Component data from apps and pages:
──────────

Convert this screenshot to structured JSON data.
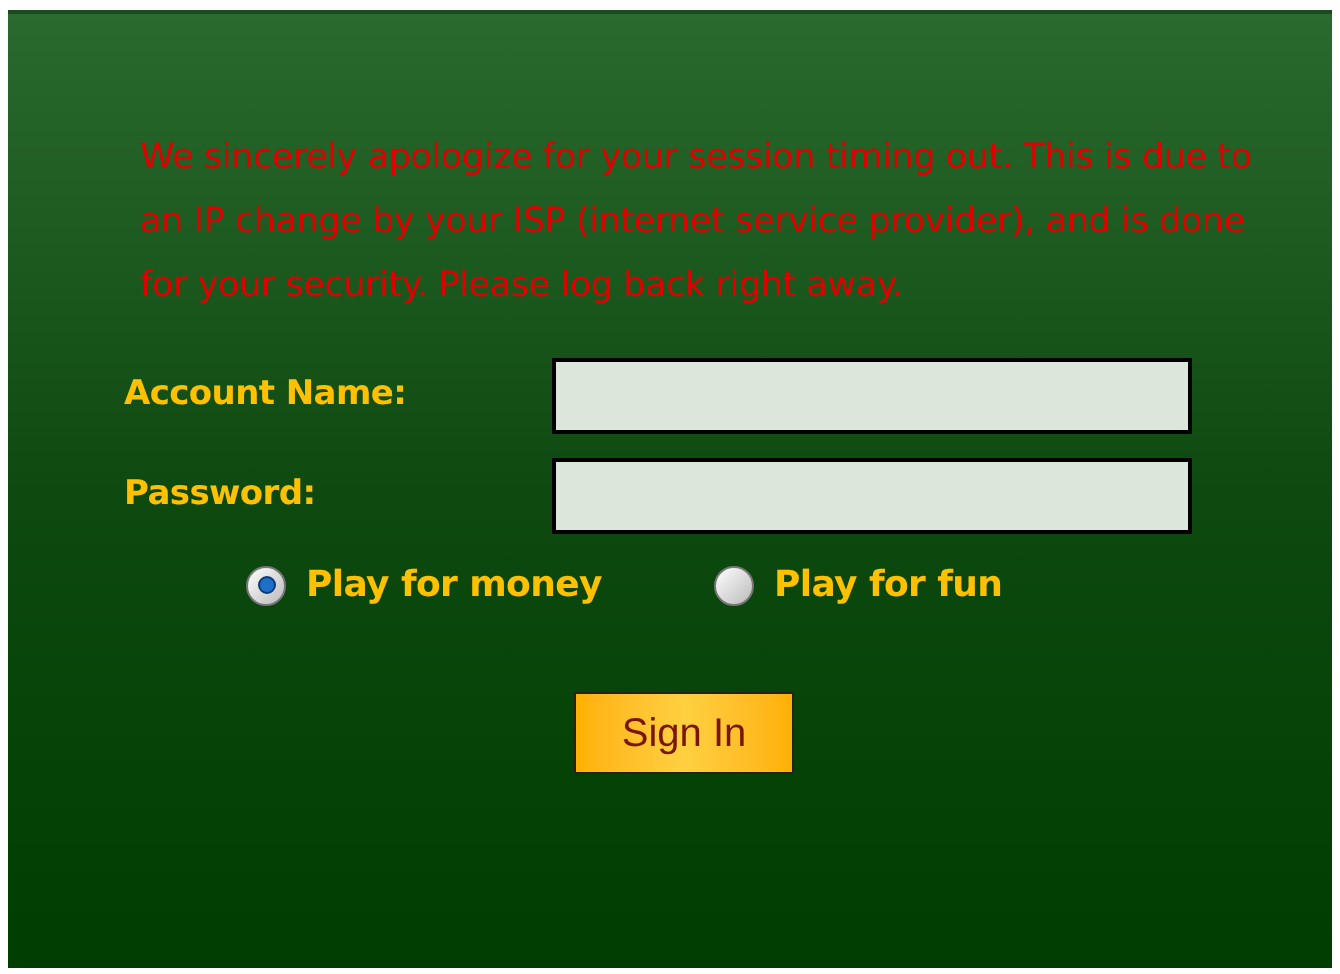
{
  "message": "We sincerely apologize for your session timing out. This is due to an IP change by your ISP (internet service provider), and is done for your security. Please log back right away.",
  "fields": [
    {
      "label": "Account Name:"
    },
    {
      "label": "Password:"
    }
  ],
  "modes": [
    {
      "label": "Play for money",
      "selected": true
    },
    {
      "label": "Play for fun",
      "selected": false
    }
  ],
  "button": "Sign In"
}
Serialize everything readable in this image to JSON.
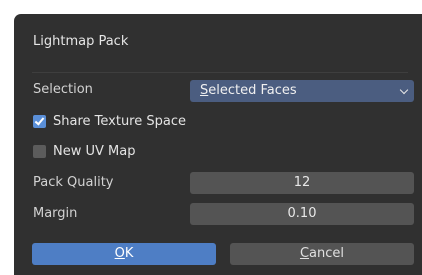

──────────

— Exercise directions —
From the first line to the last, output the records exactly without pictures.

— Task solution —
Convert this screenshot to structured JSON data.
{
  "message": "We sincerely apologize for your session timing out. This is due to an IP change by your ISP (internet service provider), and is done for your security. Please log back right away.",
  "fields": [
    {
      "label": "Account Name:"
    },
    {
      "label": "Password:"
    }
  ],
  "modes": [
    {
      "label": "Play for money",
      "selected": true
    },
    {
      "label": "Play for fun",
      "selected": false
    }
  ],
  "button": "Sign In"
}
Serialize everything readable in this image to JSON.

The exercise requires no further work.